### Prompt
All records must be quoted exactly. Omit the pictures.

Component data from apps and pages:
****************************************

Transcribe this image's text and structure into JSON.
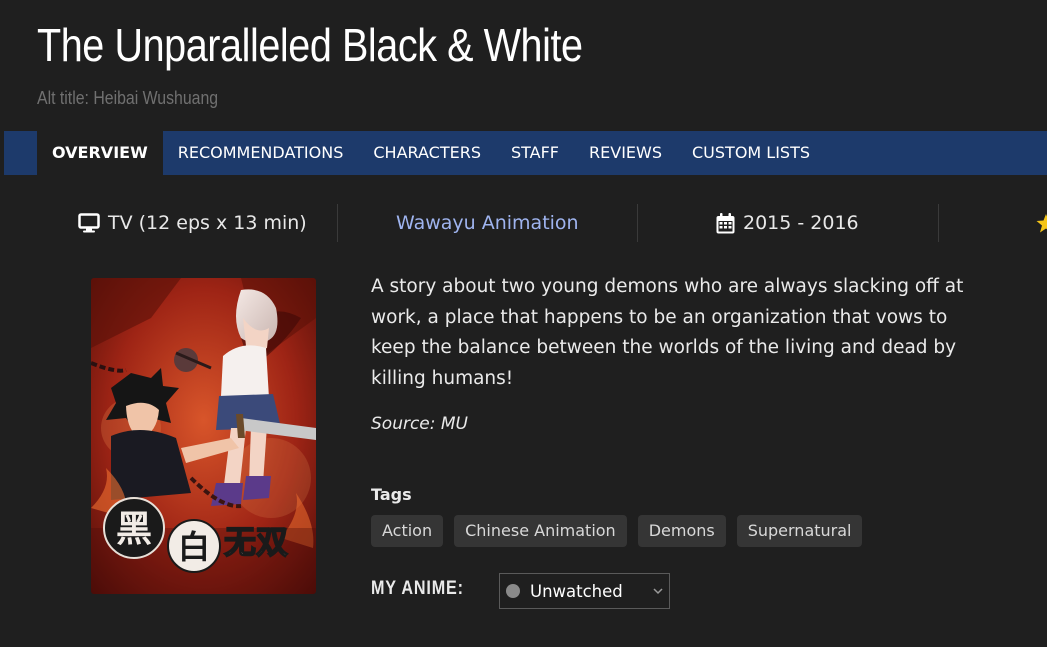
{
  "title": "The Unparalleled Black & White",
  "alt_title": "Alt title: Heibai Wushuang",
  "tabs": [
    {
      "label": "OVERVIEW",
      "active": true
    },
    {
      "label": "RECOMMENDATIONS"
    },
    {
      "label": "CHARACTERS"
    },
    {
      "label": "STAFF"
    },
    {
      "label": "REVIEWS"
    },
    {
      "label": "CUSTOM LISTS"
    }
  ],
  "meta": {
    "type": "TV (12 eps x 13 min)",
    "type_icon": "tv-icon",
    "studio": "Wawayu Animation",
    "years": "2015 - 2016",
    "years_icon": "calendar-icon",
    "rating_icon": "star-icon"
  },
  "poster": {
    "logo_text": "黑白无双"
  },
  "synopsis": "A story about two young demons who are always slacking off at work, a place that happens to be an organization that vows to keep the balance between the worlds of the living and dead by killing humans!",
  "source": "Source: MU",
  "tags_label": "Tags",
  "tags": [
    "Action",
    "Chinese Animation",
    "Demons",
    "Supernatural"
  ],
  "my_anime": {
    "label": "MY ANIME:",
    "status": "Unwatched"
  },
  "colors": {
    "background": "#1f1f1f",
    "tab_bar": "#1d3a6b",
    "studio_link": "#9fb4ef",
    "tag_bg": "#353535",
    "star": "#f5c518"
  }
}
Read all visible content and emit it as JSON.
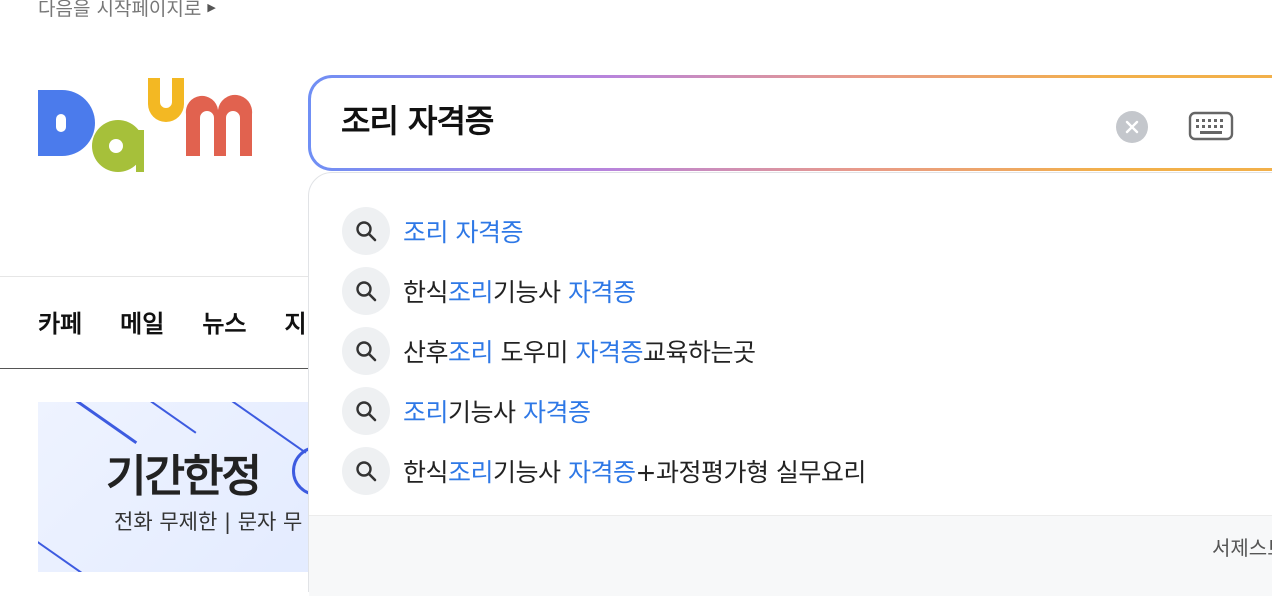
{
  "header": {
    "start_page_link": "다음을 시작페이지로",
    "logo_text": "Daum"
  },
  "nav": {
    "items": [
      "카페",
      "메일",
      "뉴스",
      "지"
    ]
  },
  "banner": {
    "title": "기간한정",
    "subtitle": "전화 무제한 | 문자 무"
  },
  "search": {
    "value": "조리 자격증",
    "clear_icon": "close-icon",
    "keyboard_icon": "keyboard-icon",
    "border_gradient": [
      "#6f8ff5",
      "#b884dc",
      "#e89a8a",
      "#f2b04a"
    ]
  },
  "suggestions": [
    [
      {
        "t": "조리 자격증",
        "h": true
      }
    ],
    [
      {
        "t": "한식",
        "h": false
      },
      {
        "t": "조리",
        "h": true
      },
      {
        "t": "기능사 ",
        "h": false
      },
      {
        "t": "자격증",
        "h": true
      }
    ],
    [
      {
        "t": "산후",
        "h": false
      },
      {
        "t": "조리",
        "h": true
      },
      {
        "t": " 도우미 ",
        "h": false
      },
      {
        "t": "자격증",
        "h": true
      },
      {
        "t": "교육하는곳",
        "h": false
      }
    ],
    [
      {
        "t": "조리",
        "h": true
      },
      {
        "t": "기능사 ",
        "h": false
      },
      {
        "t": "자격증",
        "h": true
      }
    ],
    [
      {
        "t": "한식",
        "h": false
      },
      {
        "t": "조리",
        "h": true
      },
      {
        "t": "기능사 ",
        "h": false
      },
      {
        "t": "자격증",
        "h": true
      },
      {
        "t": "+과정평가형 실무요리",
        "h": false
      }
    ]
  ],
  "suggest_footer": {
    "link": "서제스트"
  },
  "colors": {
    "highlight": "#2e78e6",
    "logo_blue": "#4b7bec",
    "logo_green": "#a6c03a",
    "logo_yellow": "#f3b823",
    "logo_red": "#e1624f"
  }
}
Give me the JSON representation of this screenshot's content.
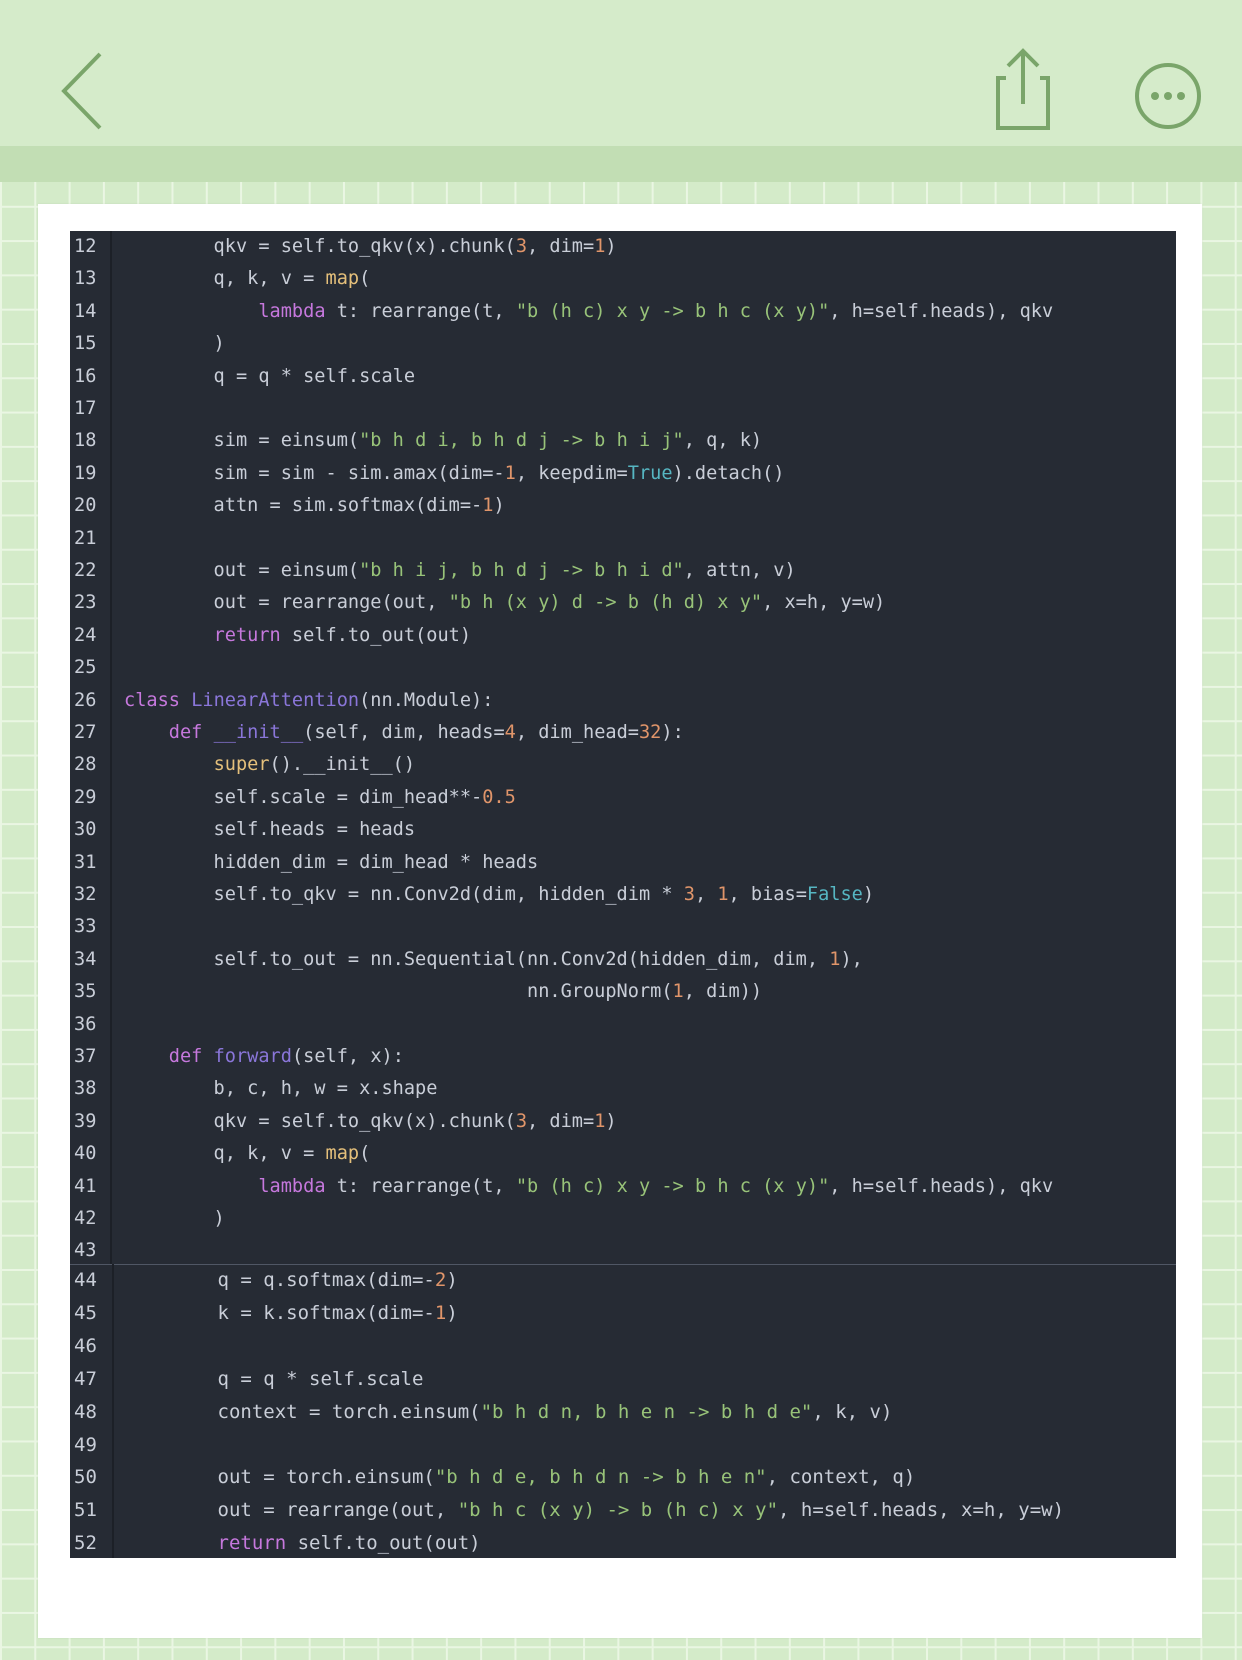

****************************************

### Response to the exercise
Transcribe this image's text and structure into JSON.
{
  "title": "The Unparalleled Black & White",
  "alt_title": "Alt title: Heibai Wushuang",
  "tabs": [
    {
      "label": "OVERVIEW",
      "active": true
    },
    {
      "label": "RECOMMENDATIONS"
    },
    {
      "label": "CHARACTERS"
    },
    {
      "label": "STAFF"
    },
    {
      "label": "REVIEWS"
    },
    {
      "label": "CUSTOM LISTS"
    }
  ],
  "meta": {
    "type": "TV (12 eps x 13 min)",
    "type_icon": "tv-icon",
    "studio": "Wawayu Animation",
    "years": "2015 - 2016",
    "years_icon": "calendar-icon",
    "rating_icon": "star-icon"
  },
  "poster": {
    "logo_text": "黑白无双"
  },
  "synopsis": "A story about two young demons who are always slacking off at work, a place that happens to be an organization that vows to keep the balance between the worlds of the living and dead by killing humans!",
  "source": "Source: MU",
  "tags_label": "Tags",
  "tags": [
    "Action",
    "Chinese Animation",
    "Demons",
    "Supernatural"
  ],
  "my_anime": {
    "label": "MY ANIME:",
    "status": "Unwatched"
  },
  "colors": {
    "background": "#1f1f1f",
    "tab_bar": "#1d3a6b",
    "studio_link": "#9fb4ef",
    "tag_bg": "#353535",
    "star": "#f5c518"
  }
}
Read all visible content and emit it as JSON.
{
  "header": {
    "start_page_link": "다음을 시작페이지로",
    "logo_text": "Daum"
  },
  "nav": {
    "items": [
      "카페",
      "메일",
      "뉴스",
      "지"
    ]
  },
  "banner": {
    "title": "기간한정",
    "subtitle": "전화 무제한 | 문자 무"
  },
  "search": {
    "value": "조리 자격증",
    "clear_icon": "close-icon",
    "keyboard_icon": "keyboard-icon",
    "border_gradient": [
      "#6f8ff5",
      "#b884dc",
      "#e89a8a",
      "#f2b04a"
    ]
  },
  "suggestions": [
    [
      {
        "t": "조리 자격증",
        "h": true
      }
    ],
    [
      {
        "t": "한식",
        "h": false
      },
      {
        "t": "조리",
        "h": true
      },
      {
        "t": "기능사 ",
        "h": false
      },
      {
        "t": "자격증",
        "h": true
      }
    ],
    [
      {
        "t": "산후",
        "h": false
      },
      {
        "t": "조리",
        "h": true
      },
      {
        "t": " 도우미 ",
        "h": false
      },
      {
        "t": "자격증",
        "h": true
      },
      {
        "t": "교육하는곳",
        "h": false
      }
    ],
    [
      {
        "t": "조리",
        "h": true
      },
      {
        "t": "기능사 ",
        "h": false
      },
      {
        "t": "자격증",
        "h": true
      }
    ],
    [
      {
        "t": "한식",
        "h": false
      },
      {
        "t": "조리",
        "h": true
      },
      {
        "t": "기능사 ",
        "h": false
      },
      {
        "t": "자격증",
        "h": true
      },
      {
        "t": "+과정평가형 실무요리",
        "h": false
      }
    ]
  ],
  "suggest_footer": {
    "link": "서제스트"
  },
  "colors": {
    "highlight": "#2e78e6",
    "logo_blue": "#4b7bec",
    "logo_green": "#a6c03a",
    "logo_yellow": "#f3b823",
    "logo_red": "#e1624f"
  }
}
Give me the JSON representation of this screenshot's content.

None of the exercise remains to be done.